Prep Schools in the UK
With a failing public education system, plagued by budgets cuts and a myriad of other problems, many parents are turning to preparatory (prep) schools to get their kids a high school education that really counts.
If you are one of these parents who choose the college prep way for their kids, rather than leaving them at the mercy of public education, choosing the right school is the key to your child’s future.
Most prep schools in Britain are usually private boarding schools. Independent prep schools provide children with their first taste of boarding life. Prep schools take boarders who are between 7 and 13 years of age and prepare them for senior school. The majority of prep schools are co-educational, although there are some single-sex prep schools around the country.
While prep schools cater for boarders between 7-13 years, some preparatory schools have a pre-prep department that takes younger day pupils. Students are usually age five or above, but can even be as young as two. The youngest age that children can start boarding in the UK is seven.
Other types of prep school include non-denominational schools, choir schools and prep schools for special educational needs (SEN) children. Prep schools are either stand-alone, or attached to a senior school. At the end of prep school, pupils can go on to study at the senior school that their prep school is attached to, or progress to any of the other senior schools in the country.

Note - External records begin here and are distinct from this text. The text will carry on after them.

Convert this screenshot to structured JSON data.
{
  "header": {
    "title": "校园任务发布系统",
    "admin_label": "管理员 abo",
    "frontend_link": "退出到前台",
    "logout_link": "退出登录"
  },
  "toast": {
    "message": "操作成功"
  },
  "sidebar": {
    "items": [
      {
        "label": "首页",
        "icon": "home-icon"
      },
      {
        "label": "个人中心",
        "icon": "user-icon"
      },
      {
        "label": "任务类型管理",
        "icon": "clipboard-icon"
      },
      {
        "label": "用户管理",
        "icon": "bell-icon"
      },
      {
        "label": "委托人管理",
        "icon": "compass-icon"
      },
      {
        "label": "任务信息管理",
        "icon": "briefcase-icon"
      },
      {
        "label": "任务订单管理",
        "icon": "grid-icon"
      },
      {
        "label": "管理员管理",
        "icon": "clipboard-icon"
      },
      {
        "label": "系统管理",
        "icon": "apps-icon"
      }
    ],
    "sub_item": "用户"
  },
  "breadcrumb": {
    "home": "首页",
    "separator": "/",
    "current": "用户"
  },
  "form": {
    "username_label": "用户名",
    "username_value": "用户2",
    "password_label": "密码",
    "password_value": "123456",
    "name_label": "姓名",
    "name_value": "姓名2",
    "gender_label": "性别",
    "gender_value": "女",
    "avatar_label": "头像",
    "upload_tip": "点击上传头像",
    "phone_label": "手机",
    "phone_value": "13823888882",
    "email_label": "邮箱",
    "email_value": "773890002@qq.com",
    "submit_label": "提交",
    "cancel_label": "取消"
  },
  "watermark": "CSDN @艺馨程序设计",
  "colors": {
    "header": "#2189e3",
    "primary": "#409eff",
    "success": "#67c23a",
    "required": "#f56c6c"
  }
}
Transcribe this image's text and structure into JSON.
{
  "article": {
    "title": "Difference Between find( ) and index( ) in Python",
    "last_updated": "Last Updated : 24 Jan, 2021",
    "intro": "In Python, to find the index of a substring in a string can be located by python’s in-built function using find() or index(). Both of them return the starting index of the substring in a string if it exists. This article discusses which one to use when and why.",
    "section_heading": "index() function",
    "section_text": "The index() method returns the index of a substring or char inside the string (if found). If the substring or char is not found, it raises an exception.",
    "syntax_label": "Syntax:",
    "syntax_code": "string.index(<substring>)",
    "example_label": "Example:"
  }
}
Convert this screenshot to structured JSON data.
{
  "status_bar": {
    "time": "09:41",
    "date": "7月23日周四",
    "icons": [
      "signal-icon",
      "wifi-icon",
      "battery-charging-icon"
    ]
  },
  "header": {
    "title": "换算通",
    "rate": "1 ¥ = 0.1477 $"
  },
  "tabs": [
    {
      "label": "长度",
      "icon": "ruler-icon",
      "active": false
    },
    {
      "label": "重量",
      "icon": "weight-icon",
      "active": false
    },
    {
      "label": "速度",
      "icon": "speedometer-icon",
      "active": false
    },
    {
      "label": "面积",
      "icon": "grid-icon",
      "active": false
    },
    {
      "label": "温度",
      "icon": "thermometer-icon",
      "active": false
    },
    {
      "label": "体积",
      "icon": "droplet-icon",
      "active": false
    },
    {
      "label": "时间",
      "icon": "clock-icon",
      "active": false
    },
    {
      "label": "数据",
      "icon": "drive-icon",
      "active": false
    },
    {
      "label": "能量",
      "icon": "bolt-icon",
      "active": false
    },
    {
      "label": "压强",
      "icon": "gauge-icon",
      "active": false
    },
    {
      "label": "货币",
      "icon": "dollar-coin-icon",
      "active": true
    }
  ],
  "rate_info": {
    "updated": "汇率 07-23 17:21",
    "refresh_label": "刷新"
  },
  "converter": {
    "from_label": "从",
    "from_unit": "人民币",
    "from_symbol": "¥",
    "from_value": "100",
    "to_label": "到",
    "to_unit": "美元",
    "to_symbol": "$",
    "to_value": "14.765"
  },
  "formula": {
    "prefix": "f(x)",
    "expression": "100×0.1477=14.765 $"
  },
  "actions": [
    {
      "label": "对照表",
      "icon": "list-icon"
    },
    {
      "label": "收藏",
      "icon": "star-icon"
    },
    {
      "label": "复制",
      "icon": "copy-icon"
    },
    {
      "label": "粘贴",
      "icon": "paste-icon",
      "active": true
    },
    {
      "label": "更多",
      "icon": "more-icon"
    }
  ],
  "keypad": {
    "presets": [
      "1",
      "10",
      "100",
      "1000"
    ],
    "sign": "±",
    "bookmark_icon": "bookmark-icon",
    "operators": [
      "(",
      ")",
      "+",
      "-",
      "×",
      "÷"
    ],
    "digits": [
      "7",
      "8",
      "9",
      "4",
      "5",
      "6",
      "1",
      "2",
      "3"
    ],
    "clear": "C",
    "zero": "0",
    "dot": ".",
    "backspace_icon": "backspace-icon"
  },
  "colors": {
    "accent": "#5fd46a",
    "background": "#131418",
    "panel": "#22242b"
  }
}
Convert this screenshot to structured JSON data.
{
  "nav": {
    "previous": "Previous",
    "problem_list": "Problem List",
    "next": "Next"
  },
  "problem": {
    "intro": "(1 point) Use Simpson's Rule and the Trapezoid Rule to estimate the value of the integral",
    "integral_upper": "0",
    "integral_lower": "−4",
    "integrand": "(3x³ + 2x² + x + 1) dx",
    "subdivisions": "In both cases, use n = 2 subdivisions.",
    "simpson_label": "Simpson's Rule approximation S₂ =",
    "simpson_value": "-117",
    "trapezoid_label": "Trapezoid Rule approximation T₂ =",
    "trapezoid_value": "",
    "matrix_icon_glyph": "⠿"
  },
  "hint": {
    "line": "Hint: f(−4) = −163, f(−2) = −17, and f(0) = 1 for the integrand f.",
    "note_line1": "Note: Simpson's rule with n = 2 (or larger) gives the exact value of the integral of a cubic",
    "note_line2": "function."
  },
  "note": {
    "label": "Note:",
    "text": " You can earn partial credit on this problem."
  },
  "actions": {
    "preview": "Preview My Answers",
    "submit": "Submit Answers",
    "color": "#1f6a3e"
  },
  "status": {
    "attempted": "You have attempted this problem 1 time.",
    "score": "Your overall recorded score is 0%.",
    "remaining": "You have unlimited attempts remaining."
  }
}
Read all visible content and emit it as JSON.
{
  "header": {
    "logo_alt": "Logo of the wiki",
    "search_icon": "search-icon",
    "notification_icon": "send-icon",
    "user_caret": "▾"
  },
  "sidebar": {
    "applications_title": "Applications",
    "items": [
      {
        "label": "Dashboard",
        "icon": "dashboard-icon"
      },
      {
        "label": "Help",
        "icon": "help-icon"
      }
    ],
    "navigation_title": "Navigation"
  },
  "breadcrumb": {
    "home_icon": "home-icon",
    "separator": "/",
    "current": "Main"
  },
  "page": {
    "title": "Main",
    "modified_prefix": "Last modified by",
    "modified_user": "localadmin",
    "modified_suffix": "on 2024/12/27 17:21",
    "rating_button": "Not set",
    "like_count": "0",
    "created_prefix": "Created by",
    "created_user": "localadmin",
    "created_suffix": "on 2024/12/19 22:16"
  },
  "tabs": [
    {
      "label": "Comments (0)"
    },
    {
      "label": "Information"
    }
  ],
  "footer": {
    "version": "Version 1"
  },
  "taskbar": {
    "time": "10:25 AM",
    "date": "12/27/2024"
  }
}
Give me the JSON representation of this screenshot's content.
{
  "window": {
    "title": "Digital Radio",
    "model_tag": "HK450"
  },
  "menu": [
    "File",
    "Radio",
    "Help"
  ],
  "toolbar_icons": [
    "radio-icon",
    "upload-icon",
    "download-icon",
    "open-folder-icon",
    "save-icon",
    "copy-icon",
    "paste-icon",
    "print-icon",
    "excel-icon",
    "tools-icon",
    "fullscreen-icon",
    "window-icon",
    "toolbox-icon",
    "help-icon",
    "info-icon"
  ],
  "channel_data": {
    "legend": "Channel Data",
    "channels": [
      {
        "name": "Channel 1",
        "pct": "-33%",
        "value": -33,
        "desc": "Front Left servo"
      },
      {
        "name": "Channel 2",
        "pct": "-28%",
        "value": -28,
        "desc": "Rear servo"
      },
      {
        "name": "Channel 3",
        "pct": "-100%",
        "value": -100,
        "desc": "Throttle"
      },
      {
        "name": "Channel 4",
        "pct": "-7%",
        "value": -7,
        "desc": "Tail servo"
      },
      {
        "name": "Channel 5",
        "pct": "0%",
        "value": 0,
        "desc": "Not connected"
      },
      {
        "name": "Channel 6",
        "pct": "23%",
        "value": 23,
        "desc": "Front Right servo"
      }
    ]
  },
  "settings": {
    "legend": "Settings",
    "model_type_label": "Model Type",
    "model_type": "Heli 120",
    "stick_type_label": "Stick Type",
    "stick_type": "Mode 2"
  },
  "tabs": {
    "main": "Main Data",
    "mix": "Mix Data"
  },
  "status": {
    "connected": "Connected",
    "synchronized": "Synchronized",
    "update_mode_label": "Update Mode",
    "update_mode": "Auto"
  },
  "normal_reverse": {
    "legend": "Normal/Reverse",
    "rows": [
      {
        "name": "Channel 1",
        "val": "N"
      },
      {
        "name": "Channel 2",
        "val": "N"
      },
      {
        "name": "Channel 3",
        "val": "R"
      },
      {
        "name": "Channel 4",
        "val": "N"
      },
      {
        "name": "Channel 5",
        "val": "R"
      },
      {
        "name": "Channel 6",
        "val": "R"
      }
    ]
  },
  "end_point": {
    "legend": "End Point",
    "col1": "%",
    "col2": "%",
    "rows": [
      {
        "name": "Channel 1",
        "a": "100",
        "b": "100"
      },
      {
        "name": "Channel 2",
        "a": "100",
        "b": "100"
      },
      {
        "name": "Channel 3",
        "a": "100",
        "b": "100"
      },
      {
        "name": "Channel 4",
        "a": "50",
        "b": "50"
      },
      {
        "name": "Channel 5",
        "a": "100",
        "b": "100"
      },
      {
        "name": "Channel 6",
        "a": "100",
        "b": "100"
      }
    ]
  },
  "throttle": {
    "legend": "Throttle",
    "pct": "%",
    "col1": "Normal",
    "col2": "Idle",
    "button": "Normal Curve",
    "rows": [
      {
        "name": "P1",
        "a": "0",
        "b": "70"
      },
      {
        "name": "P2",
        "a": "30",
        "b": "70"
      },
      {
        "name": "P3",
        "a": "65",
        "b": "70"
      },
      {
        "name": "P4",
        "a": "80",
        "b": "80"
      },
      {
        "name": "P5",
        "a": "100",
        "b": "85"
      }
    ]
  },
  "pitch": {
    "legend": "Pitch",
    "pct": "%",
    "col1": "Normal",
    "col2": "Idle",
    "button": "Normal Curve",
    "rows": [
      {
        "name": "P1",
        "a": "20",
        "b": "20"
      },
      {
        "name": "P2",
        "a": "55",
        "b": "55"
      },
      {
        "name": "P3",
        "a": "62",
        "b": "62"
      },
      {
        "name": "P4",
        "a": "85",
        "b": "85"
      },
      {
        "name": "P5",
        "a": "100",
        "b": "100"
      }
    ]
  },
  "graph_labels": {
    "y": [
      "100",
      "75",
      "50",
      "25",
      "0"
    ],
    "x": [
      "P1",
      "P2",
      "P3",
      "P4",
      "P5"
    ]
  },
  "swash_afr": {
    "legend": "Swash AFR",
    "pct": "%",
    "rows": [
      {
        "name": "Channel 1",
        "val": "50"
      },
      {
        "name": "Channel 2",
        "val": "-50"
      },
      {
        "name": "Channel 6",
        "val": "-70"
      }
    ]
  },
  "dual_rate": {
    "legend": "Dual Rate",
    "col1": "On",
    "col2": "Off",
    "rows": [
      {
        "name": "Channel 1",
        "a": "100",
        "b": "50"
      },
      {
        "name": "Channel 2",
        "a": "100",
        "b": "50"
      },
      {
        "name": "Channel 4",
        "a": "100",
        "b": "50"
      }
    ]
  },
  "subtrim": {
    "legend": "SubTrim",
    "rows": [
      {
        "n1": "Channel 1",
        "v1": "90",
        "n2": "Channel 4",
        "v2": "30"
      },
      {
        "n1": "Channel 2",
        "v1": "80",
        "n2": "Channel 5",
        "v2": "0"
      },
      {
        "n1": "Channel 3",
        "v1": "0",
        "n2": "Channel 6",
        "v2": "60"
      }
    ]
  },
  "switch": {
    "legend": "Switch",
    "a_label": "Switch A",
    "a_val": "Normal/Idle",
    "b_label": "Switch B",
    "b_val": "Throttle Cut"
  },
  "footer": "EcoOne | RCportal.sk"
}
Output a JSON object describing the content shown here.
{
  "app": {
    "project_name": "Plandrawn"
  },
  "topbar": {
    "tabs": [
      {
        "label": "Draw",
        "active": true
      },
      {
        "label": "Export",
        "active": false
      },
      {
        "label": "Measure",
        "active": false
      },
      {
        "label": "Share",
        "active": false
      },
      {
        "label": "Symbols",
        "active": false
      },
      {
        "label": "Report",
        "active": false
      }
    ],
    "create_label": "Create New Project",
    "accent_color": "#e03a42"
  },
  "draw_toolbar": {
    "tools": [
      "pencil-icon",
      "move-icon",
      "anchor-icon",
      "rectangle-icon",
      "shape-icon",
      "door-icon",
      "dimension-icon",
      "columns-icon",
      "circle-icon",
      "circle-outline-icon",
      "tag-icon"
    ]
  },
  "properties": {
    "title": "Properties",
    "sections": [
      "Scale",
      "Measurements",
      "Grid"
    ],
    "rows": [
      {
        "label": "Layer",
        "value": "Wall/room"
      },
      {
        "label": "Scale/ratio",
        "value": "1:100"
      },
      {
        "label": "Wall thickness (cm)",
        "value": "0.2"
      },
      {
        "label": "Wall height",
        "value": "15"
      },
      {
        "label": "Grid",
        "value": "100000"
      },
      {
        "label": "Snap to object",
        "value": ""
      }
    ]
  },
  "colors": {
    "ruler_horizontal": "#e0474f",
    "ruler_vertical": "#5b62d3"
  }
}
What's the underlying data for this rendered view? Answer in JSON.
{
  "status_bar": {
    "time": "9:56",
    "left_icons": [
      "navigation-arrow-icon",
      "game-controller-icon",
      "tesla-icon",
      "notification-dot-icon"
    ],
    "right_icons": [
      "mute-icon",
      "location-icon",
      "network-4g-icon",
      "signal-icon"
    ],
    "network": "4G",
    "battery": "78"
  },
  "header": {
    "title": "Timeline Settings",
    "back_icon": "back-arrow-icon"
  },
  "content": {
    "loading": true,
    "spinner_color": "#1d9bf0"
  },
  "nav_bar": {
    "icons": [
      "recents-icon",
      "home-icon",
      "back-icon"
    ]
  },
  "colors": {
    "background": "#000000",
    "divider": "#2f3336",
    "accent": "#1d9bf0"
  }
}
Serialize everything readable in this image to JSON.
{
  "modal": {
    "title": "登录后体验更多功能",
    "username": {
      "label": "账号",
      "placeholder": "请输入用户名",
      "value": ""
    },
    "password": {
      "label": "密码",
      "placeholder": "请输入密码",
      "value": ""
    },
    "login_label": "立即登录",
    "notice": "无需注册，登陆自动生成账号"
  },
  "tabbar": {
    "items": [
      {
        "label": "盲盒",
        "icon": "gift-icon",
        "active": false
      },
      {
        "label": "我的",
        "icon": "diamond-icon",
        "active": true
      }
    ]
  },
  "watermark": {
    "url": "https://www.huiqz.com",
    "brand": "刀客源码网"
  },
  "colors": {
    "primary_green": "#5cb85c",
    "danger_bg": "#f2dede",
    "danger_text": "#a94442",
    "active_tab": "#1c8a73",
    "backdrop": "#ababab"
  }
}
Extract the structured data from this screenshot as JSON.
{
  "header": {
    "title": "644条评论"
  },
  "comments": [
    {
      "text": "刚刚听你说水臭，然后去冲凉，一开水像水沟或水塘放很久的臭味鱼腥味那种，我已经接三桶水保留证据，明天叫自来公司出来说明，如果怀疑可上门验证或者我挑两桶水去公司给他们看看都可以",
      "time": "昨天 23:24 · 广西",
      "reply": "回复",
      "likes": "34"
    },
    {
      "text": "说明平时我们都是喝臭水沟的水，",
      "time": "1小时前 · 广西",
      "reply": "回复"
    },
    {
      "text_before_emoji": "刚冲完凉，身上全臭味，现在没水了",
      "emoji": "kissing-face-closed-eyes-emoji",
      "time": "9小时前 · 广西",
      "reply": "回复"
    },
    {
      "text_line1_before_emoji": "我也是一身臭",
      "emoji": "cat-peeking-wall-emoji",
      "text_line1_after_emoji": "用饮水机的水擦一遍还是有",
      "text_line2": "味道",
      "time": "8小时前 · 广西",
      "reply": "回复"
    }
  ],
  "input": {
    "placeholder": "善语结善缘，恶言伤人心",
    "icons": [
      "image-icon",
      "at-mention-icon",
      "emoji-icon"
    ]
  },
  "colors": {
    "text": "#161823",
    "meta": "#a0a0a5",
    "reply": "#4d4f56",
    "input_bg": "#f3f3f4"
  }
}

One of the most common reasons why many parents prefer UK boarding prep schools is the access to great academics. Prep schools offer a high standard of education and prepare children for future study. Maths, English and Science are at the core of the curriculum, with other subjects available, such as geography, information technology and modern languages. Pupil’s progress is assessed using National Curriculum Tests at the end of Key Stages 1 and 2 (ages 7 and 11) or may be assessed with an alternative system.
Another reason to choose UK boarding prep schools is to build a sense of independence in your child. Many kids have trouble taking care of basic responsibilities while they live at home, especially if they think their parents will do the job for them. But when they simply live with other kids their age, they may gain the same sense of independence that they would get from college, only sooner. If your student has trouble managing tasks you think he or she should be able to handle by now, attendance at a school that requires him or her to live far away may be a good idea.
Prep school usually prepares students for the Common Entrance (CE) examination, which evaluates student’s abilities in core subjects. Senior schools take into account the Common Entrance examination results when considering admissions applications, and the required marks vary, depending on the senior school.
Extra lessons can be arranged for pupils whose first language is not English and many UK boarding prep schools provide extra support for pupils with specific needs.